and organizing with public-relations. and the most interesting to date is you were silenced when he is silenced. >> the washington correspondent. the first question as if debt to produce more democratic i want to know what went wrong. for not only to become more democratic but the second question is the possibility
of the elections were a wrong to believe the turkish voters only have two bad choices? either vote in the making an absolute leader with the same outcome that we have? >> day you want to start? [laughter] >> in response to your first question why do we have this unstable situation i think it is clear that june 7th was a wonderful day for all of us in turkey. it is great for the first time we have kurdish political party over coming terribly undemocratic with the principle of the votes of kurds but people like my mom who is a hard core secularist who voted for each cheapie i expected her

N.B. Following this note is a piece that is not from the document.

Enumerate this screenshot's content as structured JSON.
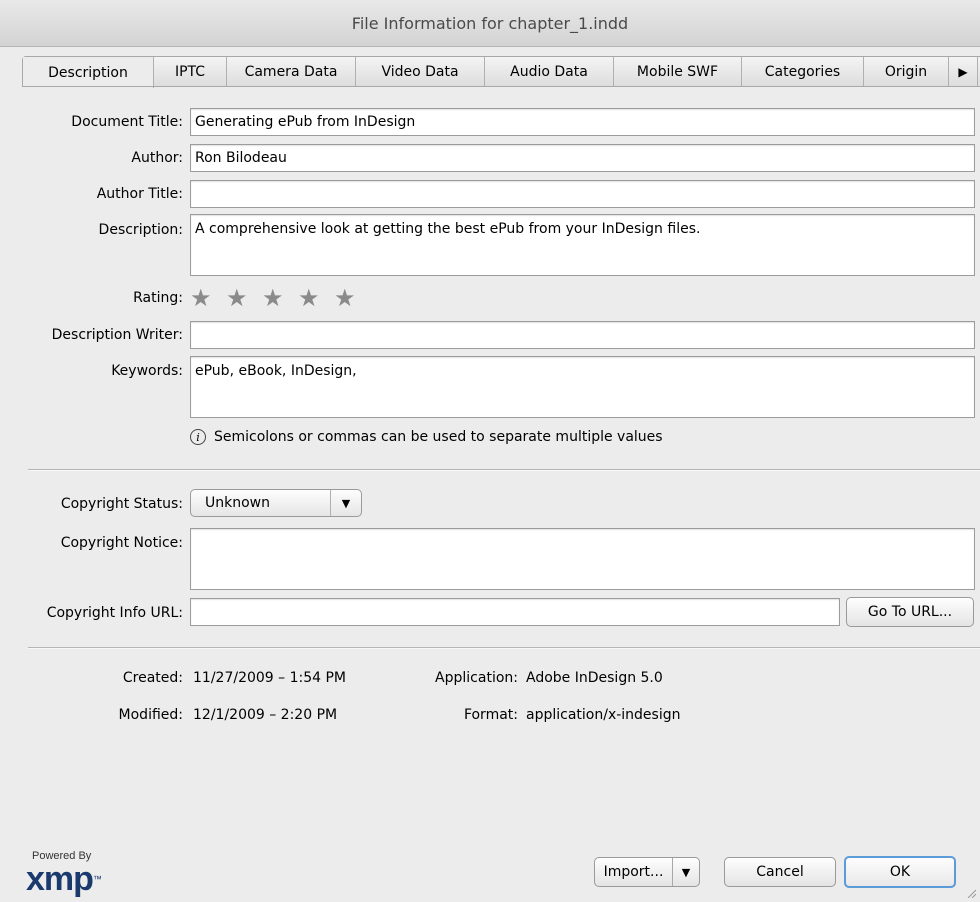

to say we must do everything possible but no. but no, we cannot keep the kurds out. at is bad for the country. p phone understand so it wouldn't be assigned places. fe wanted that to move forward and if it was sincere about solving the problem they would embrace this because obviously it is a public consensus for moving forward.
but they open the said the fact of democracy working was a bad thing for democracy. i am not sure i a understand that beyond what we have come to realize that he wants absolute power and has been denied that. >> yes sanders did not encourage people spirit there is no influence. it was a very interesting election campaign. even though the majority of the press was nostalgic because of the control and
in turkey, the answer is with him becoming president of the a judicial system and everything else comes second to. to a large extent it is almost a way where he is a great politician never underestimate him however people are capable of telling him what is going on in the country in a sense deal it wants to listen to people and agree with them. you can see it the way he has maneuvered by doing
exactly what he wants them to do. have the system created that he essentially is a vacuum chamber. in terms of prices, this is a gamble that is problematic in the sense they thank you will get the same results. it could lead to chaos which is bad but who decides? if not outsiders it is the government and the president >> so if parliament you have a coalition government with
because complex by a definition are unpredictable. but it never ends when they start though war. so in that sense, i'd think there hibernating because is he walks on a tight rope. >> it is influential but was he sees these are things that are said in captivity but he knows this. i think he is keeping
/ eight show that as evidence? clearly with that. >> host: team leaderships and how it was connected to this date and to send us strong message will is happening inside syria and what did they are achieving as an alliance with united states. so there after persuaded them that is with this was about. what the pkk has said on the other hand, if you tried to
marginalize but very few of us actually predicted this because we believed when said pkk was spawned down in its fight it could hardly open at the second front but a certain sense america enabled it to do so. which of course, took a lot of pressure off the pkk on the ground. >> when we talk about the
attacks recently where one local branch said we did the attack but then the others said we have no connection we don't know. then several days later they said we did it. so you have pluses and minuses and when you try to control these assets but when you try to gain the upper hand with the psychological aspect and there is a car crash you call the police. the same thing is true for help services in firefighters.